The banner hoisted before a boarded-up building in Anoka recently said it all: “Saving veterans’ lives while saving our history.”
That’s the ambitious plan to transform a cluster of century-old structures into veterans housing, the latest preservation effort amid a yearslong debate about what to do with the crumbling buildings. They sit on the grounds of the old Anoka State Hospital, known as the state’s first “asylum for the insane.”
The county owns the site and officials previously looked into tearing down the shuttered structures, known as cottages 2, 3 and 4, plus an auditorium. That’s an outcome one Anoka city leader has quipped that he would chain himself to the door to prevent.
Now officials are savoring a recently brokered lease deal between the city and county, marking an amicable end to an unusual dispute.
“This has been a long time coming,” Commissioner Scott Schulte said at a County Board meeting last week, when commissioners approved the lease agreement.
A similar plan fizzled last year. But Anoka officials say they’ve found the linchpin to make it work this time: Melony Butler.
She runs the nonprofit Eagle’s Healing Nest in Sauk Centre, Minn., which also houses veterans in renovated historic buildings. Butler said she can get the Anoka structures up and running for a fraction of earlier estimates that ran into the millions of dollars.
The plan is to turn the cottages into veterans housing for homeless or vulnerable men, women and families. All the work will depend on donations and volunteers. The clock is ticking, with the goal to get the first building open as early as Dec. 1.
“They need help now,” Butler said.
‘We’ve declared peace’
The nonprofit Commonbond Communities had also considered the site for veterans housing before crucial tax credits and funding fell through.
City officials, determined to preserve the buildings, then looked to lease them from the county, with the goal of subleasing the structures to another nonprofit willing to take them on.
And that’s when negotiations took an unexpected turn.
In August, Anoka city officials and staff said they were stumped by the “onerous” 47-page lease agreement drafted by the county.
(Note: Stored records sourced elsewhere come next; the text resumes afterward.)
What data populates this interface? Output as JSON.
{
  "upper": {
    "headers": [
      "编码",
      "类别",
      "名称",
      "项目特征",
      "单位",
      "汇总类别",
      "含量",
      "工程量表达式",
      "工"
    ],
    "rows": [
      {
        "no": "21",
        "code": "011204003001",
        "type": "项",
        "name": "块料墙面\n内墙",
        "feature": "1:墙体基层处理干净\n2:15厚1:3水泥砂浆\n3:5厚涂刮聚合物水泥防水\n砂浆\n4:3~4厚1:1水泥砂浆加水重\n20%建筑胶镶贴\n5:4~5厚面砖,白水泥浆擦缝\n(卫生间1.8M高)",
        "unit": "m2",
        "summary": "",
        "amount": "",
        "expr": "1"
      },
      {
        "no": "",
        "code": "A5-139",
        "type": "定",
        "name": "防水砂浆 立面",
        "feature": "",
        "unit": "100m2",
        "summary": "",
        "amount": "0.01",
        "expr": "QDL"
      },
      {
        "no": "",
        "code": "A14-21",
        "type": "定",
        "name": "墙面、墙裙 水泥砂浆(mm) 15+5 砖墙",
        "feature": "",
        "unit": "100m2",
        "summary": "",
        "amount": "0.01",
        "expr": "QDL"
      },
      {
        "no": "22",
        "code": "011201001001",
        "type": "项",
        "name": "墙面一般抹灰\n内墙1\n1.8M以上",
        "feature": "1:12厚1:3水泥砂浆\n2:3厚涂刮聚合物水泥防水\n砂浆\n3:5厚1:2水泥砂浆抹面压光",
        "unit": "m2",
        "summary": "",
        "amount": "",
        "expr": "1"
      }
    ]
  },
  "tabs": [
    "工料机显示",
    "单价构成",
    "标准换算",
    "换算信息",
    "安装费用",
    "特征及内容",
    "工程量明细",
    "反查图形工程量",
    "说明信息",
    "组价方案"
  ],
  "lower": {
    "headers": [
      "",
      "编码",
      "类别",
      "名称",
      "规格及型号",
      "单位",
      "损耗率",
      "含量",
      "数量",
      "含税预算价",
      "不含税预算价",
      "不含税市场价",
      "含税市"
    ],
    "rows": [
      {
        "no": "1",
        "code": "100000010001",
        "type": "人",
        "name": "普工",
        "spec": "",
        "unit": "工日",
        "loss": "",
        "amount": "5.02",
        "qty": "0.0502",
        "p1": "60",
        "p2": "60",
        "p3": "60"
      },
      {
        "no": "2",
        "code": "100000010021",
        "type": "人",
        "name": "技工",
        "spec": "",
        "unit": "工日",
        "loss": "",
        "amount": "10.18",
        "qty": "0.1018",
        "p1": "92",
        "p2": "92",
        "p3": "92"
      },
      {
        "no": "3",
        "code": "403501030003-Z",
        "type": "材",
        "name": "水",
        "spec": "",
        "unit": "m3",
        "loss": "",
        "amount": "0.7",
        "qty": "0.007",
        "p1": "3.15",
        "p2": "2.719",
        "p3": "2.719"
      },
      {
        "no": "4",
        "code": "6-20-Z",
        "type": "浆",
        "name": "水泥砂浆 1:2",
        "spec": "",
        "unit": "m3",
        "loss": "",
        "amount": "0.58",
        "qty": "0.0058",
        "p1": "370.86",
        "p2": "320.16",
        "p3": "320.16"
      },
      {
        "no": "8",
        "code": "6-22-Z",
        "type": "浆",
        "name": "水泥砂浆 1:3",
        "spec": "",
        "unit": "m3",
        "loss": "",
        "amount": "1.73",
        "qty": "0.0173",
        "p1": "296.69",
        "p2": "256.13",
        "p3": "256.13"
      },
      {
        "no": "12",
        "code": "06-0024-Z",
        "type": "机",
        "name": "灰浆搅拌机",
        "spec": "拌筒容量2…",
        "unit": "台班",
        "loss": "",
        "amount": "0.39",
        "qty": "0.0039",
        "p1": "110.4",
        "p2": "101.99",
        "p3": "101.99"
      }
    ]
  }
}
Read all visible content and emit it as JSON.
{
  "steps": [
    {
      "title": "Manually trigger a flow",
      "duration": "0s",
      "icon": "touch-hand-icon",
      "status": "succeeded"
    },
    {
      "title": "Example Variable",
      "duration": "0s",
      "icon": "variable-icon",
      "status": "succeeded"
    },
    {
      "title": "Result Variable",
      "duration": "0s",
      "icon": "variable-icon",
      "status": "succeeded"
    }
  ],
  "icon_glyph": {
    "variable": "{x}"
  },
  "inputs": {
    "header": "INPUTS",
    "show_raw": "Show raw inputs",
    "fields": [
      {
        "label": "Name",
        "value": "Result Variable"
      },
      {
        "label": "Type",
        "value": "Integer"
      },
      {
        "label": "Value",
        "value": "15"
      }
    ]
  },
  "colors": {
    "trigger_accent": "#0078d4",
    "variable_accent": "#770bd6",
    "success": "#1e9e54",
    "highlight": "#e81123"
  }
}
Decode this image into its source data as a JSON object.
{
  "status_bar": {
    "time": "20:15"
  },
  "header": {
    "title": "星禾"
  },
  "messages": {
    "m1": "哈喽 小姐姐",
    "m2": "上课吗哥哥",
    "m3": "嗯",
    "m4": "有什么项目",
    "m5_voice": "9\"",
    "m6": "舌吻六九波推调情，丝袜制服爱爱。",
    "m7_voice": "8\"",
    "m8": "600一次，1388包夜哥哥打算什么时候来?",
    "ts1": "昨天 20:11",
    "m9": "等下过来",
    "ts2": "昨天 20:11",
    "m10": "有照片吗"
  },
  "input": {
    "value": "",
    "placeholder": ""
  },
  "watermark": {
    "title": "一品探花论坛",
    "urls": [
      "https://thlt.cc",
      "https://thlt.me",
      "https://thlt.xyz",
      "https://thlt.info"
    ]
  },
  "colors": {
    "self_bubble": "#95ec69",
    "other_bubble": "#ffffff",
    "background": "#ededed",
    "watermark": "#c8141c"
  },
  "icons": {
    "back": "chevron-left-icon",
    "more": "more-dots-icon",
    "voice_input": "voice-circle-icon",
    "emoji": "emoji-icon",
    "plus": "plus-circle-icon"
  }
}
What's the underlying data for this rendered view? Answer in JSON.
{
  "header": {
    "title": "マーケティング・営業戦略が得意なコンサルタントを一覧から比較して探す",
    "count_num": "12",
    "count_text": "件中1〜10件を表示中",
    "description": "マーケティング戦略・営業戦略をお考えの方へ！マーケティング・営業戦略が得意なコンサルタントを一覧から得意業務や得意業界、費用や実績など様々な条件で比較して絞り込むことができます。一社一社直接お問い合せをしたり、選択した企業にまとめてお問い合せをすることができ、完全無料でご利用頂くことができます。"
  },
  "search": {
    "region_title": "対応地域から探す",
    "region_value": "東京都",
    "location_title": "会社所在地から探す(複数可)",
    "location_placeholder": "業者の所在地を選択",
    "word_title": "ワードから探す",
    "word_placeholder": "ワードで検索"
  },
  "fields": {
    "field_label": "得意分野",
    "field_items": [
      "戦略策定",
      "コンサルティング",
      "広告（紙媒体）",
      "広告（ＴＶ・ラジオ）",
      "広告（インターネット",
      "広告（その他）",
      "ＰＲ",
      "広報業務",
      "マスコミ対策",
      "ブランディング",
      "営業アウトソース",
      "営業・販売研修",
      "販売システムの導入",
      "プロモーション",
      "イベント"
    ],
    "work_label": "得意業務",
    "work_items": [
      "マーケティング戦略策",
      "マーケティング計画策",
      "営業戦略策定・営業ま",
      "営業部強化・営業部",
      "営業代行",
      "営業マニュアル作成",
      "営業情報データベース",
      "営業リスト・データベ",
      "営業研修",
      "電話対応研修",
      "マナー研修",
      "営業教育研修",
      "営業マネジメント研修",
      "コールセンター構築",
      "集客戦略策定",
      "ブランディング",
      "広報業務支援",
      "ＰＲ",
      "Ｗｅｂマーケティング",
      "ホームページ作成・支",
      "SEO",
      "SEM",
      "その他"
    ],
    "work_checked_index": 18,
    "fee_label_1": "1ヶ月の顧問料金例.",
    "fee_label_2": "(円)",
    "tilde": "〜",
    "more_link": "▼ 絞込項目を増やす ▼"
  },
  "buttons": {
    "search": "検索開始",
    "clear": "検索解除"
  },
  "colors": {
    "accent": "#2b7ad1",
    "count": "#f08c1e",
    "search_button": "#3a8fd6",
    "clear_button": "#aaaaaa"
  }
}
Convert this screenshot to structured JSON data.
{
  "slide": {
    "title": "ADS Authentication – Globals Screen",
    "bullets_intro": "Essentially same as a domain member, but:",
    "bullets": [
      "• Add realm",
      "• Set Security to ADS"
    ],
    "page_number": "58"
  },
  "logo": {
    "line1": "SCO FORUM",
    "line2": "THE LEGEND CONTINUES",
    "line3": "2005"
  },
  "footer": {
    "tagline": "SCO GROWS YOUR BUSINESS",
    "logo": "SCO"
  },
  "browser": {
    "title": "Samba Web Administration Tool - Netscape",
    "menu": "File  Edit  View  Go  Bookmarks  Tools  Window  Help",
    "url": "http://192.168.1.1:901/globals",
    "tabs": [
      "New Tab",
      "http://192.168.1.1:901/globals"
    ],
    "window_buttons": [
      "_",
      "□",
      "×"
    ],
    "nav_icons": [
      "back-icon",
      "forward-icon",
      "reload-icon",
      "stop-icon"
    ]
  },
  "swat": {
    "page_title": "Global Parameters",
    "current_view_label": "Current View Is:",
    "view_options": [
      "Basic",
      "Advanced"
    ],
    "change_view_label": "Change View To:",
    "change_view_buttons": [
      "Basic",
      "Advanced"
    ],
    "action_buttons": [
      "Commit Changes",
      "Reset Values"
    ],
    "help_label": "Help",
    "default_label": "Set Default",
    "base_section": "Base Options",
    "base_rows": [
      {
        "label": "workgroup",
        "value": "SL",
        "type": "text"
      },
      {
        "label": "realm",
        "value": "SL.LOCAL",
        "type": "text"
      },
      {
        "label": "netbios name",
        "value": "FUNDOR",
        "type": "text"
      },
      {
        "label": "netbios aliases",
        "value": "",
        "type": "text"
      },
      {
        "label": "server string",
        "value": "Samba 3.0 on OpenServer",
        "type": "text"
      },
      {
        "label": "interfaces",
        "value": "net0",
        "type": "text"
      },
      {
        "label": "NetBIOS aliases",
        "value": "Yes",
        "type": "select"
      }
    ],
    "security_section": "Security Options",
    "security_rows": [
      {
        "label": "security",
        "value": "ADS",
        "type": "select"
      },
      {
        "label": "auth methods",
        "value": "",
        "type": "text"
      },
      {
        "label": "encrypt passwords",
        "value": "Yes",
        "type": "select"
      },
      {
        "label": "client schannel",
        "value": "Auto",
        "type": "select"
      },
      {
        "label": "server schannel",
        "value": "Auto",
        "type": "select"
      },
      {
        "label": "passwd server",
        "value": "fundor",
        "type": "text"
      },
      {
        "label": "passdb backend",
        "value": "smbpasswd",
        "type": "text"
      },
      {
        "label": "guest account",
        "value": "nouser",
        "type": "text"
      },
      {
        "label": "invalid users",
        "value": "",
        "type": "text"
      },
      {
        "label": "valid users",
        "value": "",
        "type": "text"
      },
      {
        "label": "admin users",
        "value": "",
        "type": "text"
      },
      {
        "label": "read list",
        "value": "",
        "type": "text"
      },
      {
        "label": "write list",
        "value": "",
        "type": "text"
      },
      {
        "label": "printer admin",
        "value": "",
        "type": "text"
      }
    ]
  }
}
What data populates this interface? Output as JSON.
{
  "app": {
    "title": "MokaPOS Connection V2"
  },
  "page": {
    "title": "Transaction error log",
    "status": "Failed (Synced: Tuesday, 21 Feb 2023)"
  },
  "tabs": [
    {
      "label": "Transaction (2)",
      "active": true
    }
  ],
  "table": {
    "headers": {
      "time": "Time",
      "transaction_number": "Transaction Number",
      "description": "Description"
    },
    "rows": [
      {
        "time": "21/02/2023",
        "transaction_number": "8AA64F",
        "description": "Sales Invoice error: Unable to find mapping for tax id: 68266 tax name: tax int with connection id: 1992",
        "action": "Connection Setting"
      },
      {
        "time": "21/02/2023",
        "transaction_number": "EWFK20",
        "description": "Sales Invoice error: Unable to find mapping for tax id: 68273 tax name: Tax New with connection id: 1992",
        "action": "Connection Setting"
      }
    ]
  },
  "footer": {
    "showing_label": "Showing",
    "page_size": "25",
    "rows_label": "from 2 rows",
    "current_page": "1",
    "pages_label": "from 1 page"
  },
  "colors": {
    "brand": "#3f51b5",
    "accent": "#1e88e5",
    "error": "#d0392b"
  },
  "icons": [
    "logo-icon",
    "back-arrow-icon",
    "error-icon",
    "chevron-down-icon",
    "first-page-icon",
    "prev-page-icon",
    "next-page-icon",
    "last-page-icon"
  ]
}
It was a lease that City Attorney Scott Baumgartner said “almost sets the city up to fail” and prompted Council Member Mark Freeburg to ask, “Does the county know they’ve insulted us?”
County officials say they were looking to protect the county and taxpayers from liability, especially given the structures’ deteriorating condition. County Administrator Jerry Soma characterized the dispute as a disagreement over “wording” — not over the use of the buildings.
Others take a more jaundiced view. Sen. Jim Abeler, R-Anoka, has called the back-and-forth over the lease “useless delay.” Abeler has been a key supporter and liaison in the effort to bring Eagle’s Healing Nest on board.
“If we don’t get men in there this winter, someone will die,” Abeler said. “This is a high-risk population.”
In recent weeks, the city and county settled on a lease that gives the city 10 years to develop the properties. Should they become certified for occupancy, the lease will extend for 25 years, with additional five-year renewals.
“We’ve declared peace — peace between the city and the county,” Abeler said. “The veterans will be served and the buildings will be saved.”
But the project has some worried about health risks.
“There is more mold in these cottages than there is paint on the wall,” Anoka County Commissioner Matt Look said. “I have a concern that these veterans who were put in harm’s way may be put in additional harm’s way using these facilities.”
Branches poke through the roof of one cottage, allowing water to seep in. Urban explorers and vandals have left behind broken windows and graffiti.
Butler, founder and director of Eagle’s Healing Nest, said the buildings are structurally sound and ripe for renewal — mold and all. She estimates the cottages can house 60 to 90 veterans when completed.
Project supporters are working to raise funds and recruit volunteers, including plumbers, roofers, masons and electricians. That effort got a boost Thursday at a kickoff rally at the historic riverfront property. More than 200 people attended, including veterans staying at Eagle’s Healing Nest in Sauk Centre, who spoke of the need for veterans housing.
Army veteran Elaine Reinholz said Butler’s facility helped her escape an abusive marriage and has allowed her to heal in the past two months.
“I have not once in 55 days thought about taking my own life,” she said. “I’m here today happy for the first time in years.”